• **WHAT YOU WILL DO**
Would you please repeat the data exactly as given?

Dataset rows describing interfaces
·····

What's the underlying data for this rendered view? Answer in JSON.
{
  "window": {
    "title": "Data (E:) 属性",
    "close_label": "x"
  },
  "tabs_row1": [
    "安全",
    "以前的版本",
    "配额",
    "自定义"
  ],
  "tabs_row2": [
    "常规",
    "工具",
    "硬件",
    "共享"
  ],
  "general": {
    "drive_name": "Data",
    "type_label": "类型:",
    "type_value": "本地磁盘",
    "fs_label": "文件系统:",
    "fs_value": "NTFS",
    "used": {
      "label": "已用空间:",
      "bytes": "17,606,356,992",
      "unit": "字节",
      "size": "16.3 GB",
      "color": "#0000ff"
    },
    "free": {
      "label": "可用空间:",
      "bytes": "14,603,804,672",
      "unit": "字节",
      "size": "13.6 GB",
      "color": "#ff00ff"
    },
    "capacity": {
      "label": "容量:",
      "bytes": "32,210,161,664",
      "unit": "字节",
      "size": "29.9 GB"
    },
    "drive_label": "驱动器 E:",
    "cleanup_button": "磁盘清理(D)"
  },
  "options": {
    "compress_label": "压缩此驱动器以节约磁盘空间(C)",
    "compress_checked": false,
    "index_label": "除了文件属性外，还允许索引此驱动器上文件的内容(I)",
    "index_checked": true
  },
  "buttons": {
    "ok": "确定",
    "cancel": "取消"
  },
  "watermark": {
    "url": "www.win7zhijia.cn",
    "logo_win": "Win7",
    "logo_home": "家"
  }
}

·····

• **RESULT BELOW**
What's the underlying data for this rendered view? Answer in JSON.
{
  "window": {
    "title": "Data (E:) 属性",
    "close_label": "x"
  },
  "tabs_row1": [
    "安全",
    "以前的版本",
    "配额",
    "自定义"
  ],
  "tabs_row2": [
    "常规",
    "工具",
    "硬件",
    "共享"
  ],
  "general": {
    "drive_name": "Data",
    "type_label": "类型:",
    "type_value": "本地磁盘",
    "fs_label": "文件系统:",
    "fs_value": "NTFS",
    "used": {
      "label": "已用空间:",
      "bytes": "17,606,356,992",
      "unit": "字节",
      "size": "16.3 GB",
      "color": "#0000ff"
    },
    "free": {
      "label": "可用空间:",
      "bytes": "14,603,804,672",
      "unit": "字节",
      "size": "13.6 GB",
      "color": "#ff00ff"
    },
    "capacity": {
      "label": "容量:",
      "bytes": "32,210,161,664",
      "unit": "字节",
      "size": "29.9 GB"
    },
    "drive_label": "驱动器 E:",
    "cleanup_button": "磁盘清理(D)"
  },
  "options": {
    "compress_label": "压缩此驱动器以节约磁盘空间(C)",
    "compress_checked": false,
    "index_label": "除了文件属性外，还允许索引此驱动器上文件的内容(I)",
    "index_checked": true
  },
  "buttons": {
    "ok": "确定",
    "cancel": "取消"
  },
  "watermark": {
    "url": "www.win7zhijia.cn",
    "logo_win": "Win7",
    "logo_home": "家"
  }
}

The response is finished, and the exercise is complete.